__Given records__
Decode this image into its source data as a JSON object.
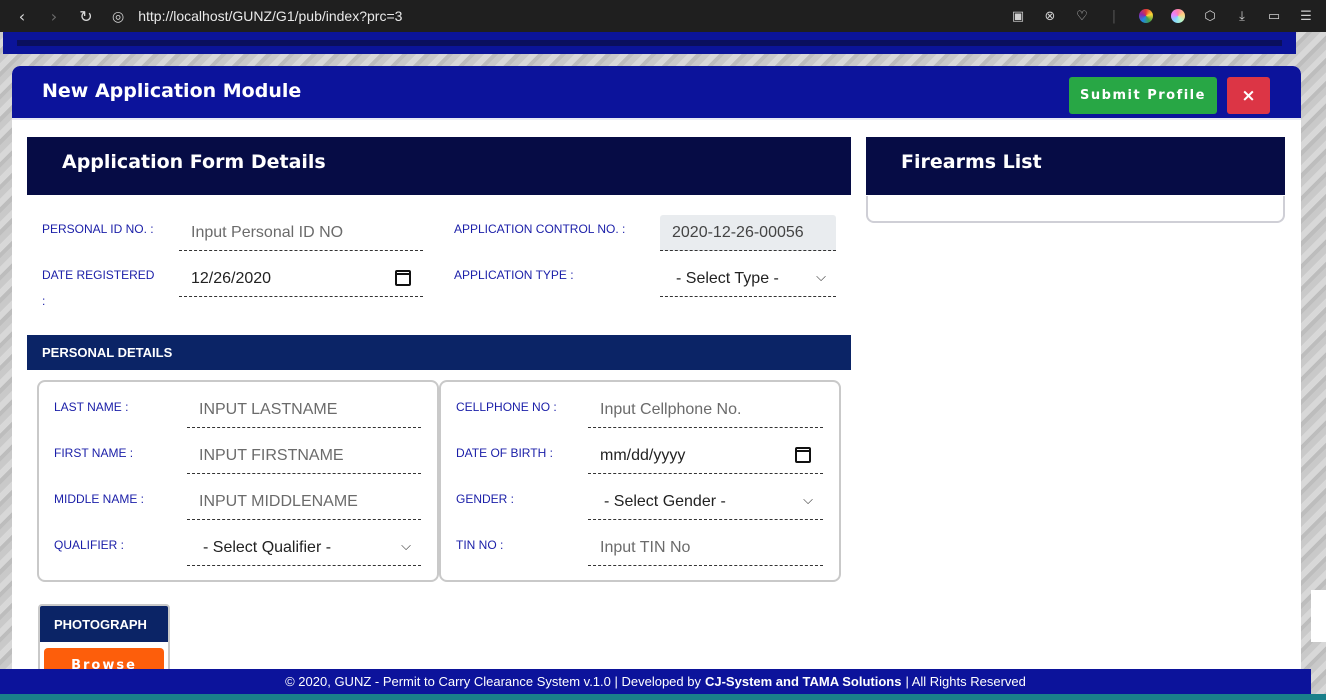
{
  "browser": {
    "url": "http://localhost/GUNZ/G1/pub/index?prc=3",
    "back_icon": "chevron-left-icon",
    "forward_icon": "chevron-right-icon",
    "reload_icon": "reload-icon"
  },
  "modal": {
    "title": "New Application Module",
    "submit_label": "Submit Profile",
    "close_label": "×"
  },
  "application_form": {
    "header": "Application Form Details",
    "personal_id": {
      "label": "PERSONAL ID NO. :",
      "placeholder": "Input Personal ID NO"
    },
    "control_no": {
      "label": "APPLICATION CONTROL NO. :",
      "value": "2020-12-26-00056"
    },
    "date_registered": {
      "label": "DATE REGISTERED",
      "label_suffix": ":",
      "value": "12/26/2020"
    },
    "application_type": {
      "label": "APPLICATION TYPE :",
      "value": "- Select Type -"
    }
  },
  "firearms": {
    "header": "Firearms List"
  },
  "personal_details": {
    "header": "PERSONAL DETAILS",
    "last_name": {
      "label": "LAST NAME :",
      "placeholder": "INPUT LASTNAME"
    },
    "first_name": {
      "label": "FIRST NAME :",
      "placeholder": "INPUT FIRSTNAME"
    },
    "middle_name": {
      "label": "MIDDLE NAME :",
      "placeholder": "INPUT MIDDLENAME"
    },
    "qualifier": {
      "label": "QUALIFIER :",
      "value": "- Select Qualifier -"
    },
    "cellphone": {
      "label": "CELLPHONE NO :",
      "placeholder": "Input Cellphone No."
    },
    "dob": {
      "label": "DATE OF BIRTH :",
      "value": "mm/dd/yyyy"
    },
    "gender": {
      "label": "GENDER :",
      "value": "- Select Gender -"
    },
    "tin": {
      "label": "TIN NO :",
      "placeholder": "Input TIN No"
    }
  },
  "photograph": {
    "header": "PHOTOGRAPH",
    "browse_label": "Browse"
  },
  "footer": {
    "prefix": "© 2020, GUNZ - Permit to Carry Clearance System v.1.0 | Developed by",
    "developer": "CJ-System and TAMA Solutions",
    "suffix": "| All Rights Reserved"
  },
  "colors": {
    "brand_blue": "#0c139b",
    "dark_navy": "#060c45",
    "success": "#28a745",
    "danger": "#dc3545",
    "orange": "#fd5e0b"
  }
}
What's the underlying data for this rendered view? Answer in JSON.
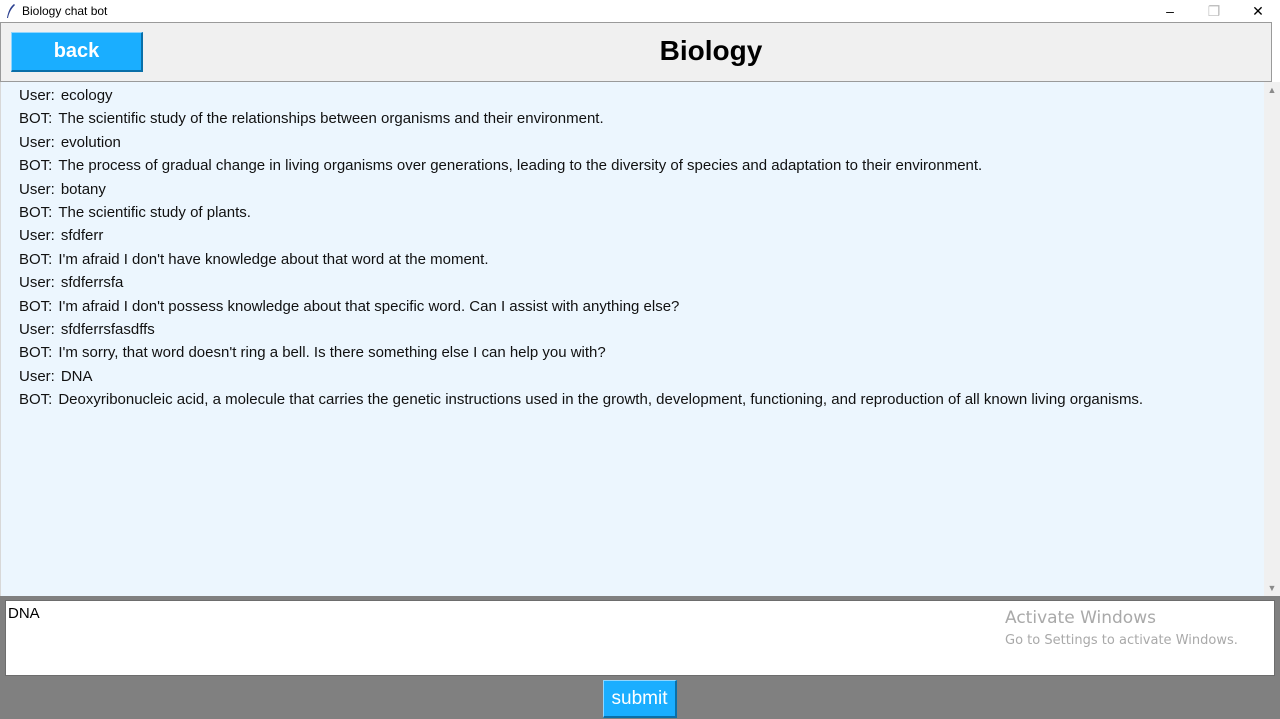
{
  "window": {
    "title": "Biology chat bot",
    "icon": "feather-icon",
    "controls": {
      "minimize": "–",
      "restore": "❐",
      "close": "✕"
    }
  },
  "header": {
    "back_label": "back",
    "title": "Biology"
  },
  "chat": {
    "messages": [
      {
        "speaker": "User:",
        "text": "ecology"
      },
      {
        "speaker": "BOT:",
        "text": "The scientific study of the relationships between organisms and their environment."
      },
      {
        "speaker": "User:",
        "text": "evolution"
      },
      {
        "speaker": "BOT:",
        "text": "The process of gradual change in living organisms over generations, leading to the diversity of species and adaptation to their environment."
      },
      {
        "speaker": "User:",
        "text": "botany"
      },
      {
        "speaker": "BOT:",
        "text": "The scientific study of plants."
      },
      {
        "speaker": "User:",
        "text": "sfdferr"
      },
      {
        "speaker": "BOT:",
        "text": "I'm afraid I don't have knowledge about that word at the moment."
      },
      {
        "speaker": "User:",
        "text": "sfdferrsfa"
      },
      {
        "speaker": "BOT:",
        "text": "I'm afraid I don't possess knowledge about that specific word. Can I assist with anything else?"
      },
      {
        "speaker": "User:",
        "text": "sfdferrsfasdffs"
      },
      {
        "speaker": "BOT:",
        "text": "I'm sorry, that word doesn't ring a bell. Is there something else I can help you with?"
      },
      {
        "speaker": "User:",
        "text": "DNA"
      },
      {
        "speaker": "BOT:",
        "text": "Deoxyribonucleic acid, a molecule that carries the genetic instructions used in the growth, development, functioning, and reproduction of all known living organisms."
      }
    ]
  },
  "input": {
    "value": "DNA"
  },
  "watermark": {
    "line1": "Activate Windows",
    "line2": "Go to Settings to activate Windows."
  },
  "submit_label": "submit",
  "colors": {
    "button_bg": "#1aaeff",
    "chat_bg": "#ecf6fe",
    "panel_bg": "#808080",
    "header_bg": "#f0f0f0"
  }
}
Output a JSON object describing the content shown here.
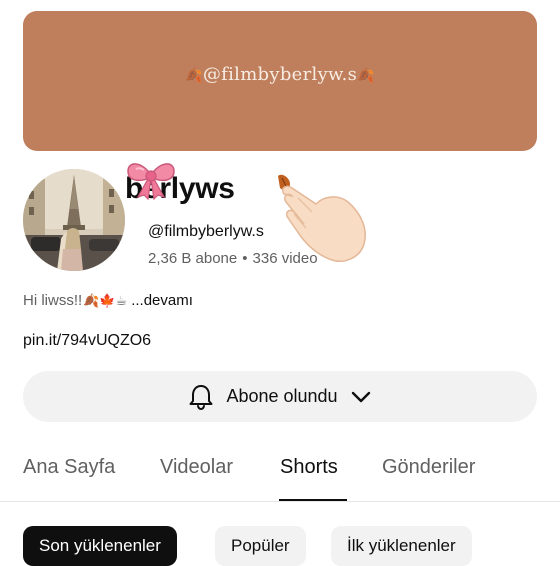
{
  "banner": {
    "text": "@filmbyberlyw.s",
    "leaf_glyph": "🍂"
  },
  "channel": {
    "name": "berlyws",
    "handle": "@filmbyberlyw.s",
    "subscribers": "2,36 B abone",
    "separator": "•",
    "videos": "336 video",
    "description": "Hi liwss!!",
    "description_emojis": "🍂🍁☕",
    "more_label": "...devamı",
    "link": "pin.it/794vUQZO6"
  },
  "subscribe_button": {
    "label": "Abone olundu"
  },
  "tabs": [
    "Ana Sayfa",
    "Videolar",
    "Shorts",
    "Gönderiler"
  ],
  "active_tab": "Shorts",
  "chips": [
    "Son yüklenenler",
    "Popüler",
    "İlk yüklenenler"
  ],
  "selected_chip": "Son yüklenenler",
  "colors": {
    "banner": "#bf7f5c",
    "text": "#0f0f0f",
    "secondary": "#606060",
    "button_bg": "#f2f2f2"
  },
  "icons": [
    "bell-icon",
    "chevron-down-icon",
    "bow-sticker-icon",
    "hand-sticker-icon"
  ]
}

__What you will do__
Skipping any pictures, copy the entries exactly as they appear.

__Solution to this problem__
Decode this image into its source data as a JSON object.
{
  "browser": {
    "url": "http://localhost/GUNZ/G1/pub/index?prc=3",
    "back_icon": "chevron-left-icon",
    "forward_icon": "chevron-right-icon",
    "reload_icon": "reload-icon"
  },
  "modal": {
    "title": "New Application Module",
    "submit_label": "Submit Profile",
    "close_label": "×"
  },
  "application_form": {
    "header": "Application Form Details",
    "personal_id": {
      "label": "PERSONAL ID NO. :",
      "placeholder": "Input Personal ID NO"
    },
    "control_no": {
      "label": "APPLICATION CONTROL NO. :",
      "value": "2020-12-26-00056"
    },
    "date_registered": {
      "label": "DATE REGISTERED",
      "label_suffix": ":",
      "value": "12/26/2020"
    },
    "application_type": {
      "label": "APPLICATION TYPE :",
      "value": "- Select Type -"
    }
  },
  "firearms": {
    "header": "Firearms List"
  },
  "personal_details": {
    "header": "PERSONAL DETAILS",
    "last_name": {
      "label": "LAST NAME :",
      "placeholder": "INPUT LASTNAME"
    },
    "first_name": {
      "label": "FIRST NAME :",
      "placeholder": "INPUT FIRSTNAME"
    },
    "middle_name": {
      "label": "MIDDLE NAME :",
      "placeholder": "INPUT MIDDLENAME"
    },
    "qualifier": {
      "label": "QUALIFIER :",
      "value": "- Select Qualifier -"
    },
    "cellphone": {
      "label": "CELLPHONE NO :",
      "placeholder": "Input Cellphone No."
    },
    "dob": {
      "label": "DATE OF BIRTH :",
      "value": "mm/dd/yyyy"
    },
    "gender": {
      "label": "GENDER :",
      "value": "- Select Gender -"
    },
    "tin": {
      "label": "TIN NO :",
      "placeholder": "Input TIN No"
    }
  },
  "photograph": {
    "header": "PHOTOGRAPH",
    "browse_label": "Browse"
  },
  "footer": {
    "prefix": "© 2020, GUNZ - Permit to Carry Clearance System v.1.0 | Developed by",
    "developer": "CJ-System and TAMA Solutions",
    "suffix": "| All Rights Reserved"
  },
  "colors": {
    "brand_blue": "#0c139b",
    "dark_navy": "#060c45",
    "success": "#28a745",
    "danger": "#dc3545",
    "orange": "#fd5e0b"
  }
}
What's the underlying data for this rendered view? Answer in JSON.
{
  "window": {
    "title": "Biology chat bot",
    "icon": "feather-icon",
    "controls": {
      "minimize": "–",
      "restore": "❐",
      "close": "✕"
    }
  },
  "header": {
    "back_label": "back",
    "title": "Biology"
  },
  "chat": {
    "messages": [
      {
        "speaker": "User:",
        "text": "ecology"
      },
      {
        "speaker": "BOT:",
        "text": "The scientific study of the relationships between organisms and their environment."
      },
      {
        "speaker": "User:",
        "text": "evolution"
      },
      {
        "speaker": "BOT:",
        "text": "The process of gradual change in living organisms over generations, leading to the diversity of species and adaptation to their environment."
      },
      {
        "speaker": "User:",
        "text": "botany"
      },
      {
        "speaker": "BOT:",
        "text": "The scientific study of plants."
      },
      {
        "speaker": "User:",
        "text": "sfdferr"
      },
      {
        "speaker": "BOT:",
        "text": "I'm afraid I don't have knowledge about that word at the moment."
      },
      {
        "speaker": "User:",
        "text": "sfdferrsfa"
      },
      {
        "speaker": "BOT:",
        "text": "I'm afraid I don't possess knowledge about that specific word. Can I assist with anything else?"
      },
      {
        "speaker": "User:",
        "text": "sfdferrsfasdffs"
      },
      {
        "speaker": "BOT:",
        "text": "I'm sorry, that word doesn't ring a bell. Is there something else I can help you with?"
      },
      {
        "speaker": "User:",
        "text": "DNA"
      },
      {
        "speaker": "BOT:",
        "text": "Deoxyribonucleic acid, a molecule that carries the genetic instructions used in the growth, development, functioning, and reproduction of all known living organisms."
      }
    ]
  },
  "input": {
    "value": "DNA"
  },
  "watermark": {
    "line1": "Activate Windows",
    "line2": "Go to Settings to activate Windows."
  },
  "submit_label": "submit",
  "colors": {
    "button_bg": "#1aaeff",
    "chat_bg": "#ecf6fe",
    "panel_bg": "#808080",
    "header_bg": "#f0f0f0"
  }
}
Output a JSON object describing the content shown here.
{
  "banner": {
    "text": "@filmbyberlyw.s",
    "leaf_glyph": "🍂"
  },
  "channel": {
    "name": "berlyws",
    "handle": "@filmbyberlyw.s",
    "subscribers": "2,36 B abone",
    "separator": "•",
    "videos": "336 video",
    "description": "Hi liwss!!",
    "description_emojis": "🍂🍁☕",
    "more_label": "...devamı",
    "link": "pin.it/794vUQZO6"
  },
  "subscribe_button": {
    "label": "Abone olundu"
  },
  "tabs": [
    "Ana Sayfa",
    "Videolar",
    "Shorts",
    "Gönderiler"
  ],
  "active_tab": "Shorts",
  "chips": [
    "Son yüklenenler",
    "Popüler",
    "İlk yüklenenler"
  ],
  "selected_chip": "Son yüklenenler",
  "colors": {
    "banner": "#bf7f5c",
    "text": "#0f0f0f",
    "secondary": "#606060",
    "button_bg": "#f2f2f2"
  },
  "icons": [
    "bell-icon",
    "chevron-down-icon",
    "bow-sticker-icon",
    "hand-sticker-icon"
  ]
}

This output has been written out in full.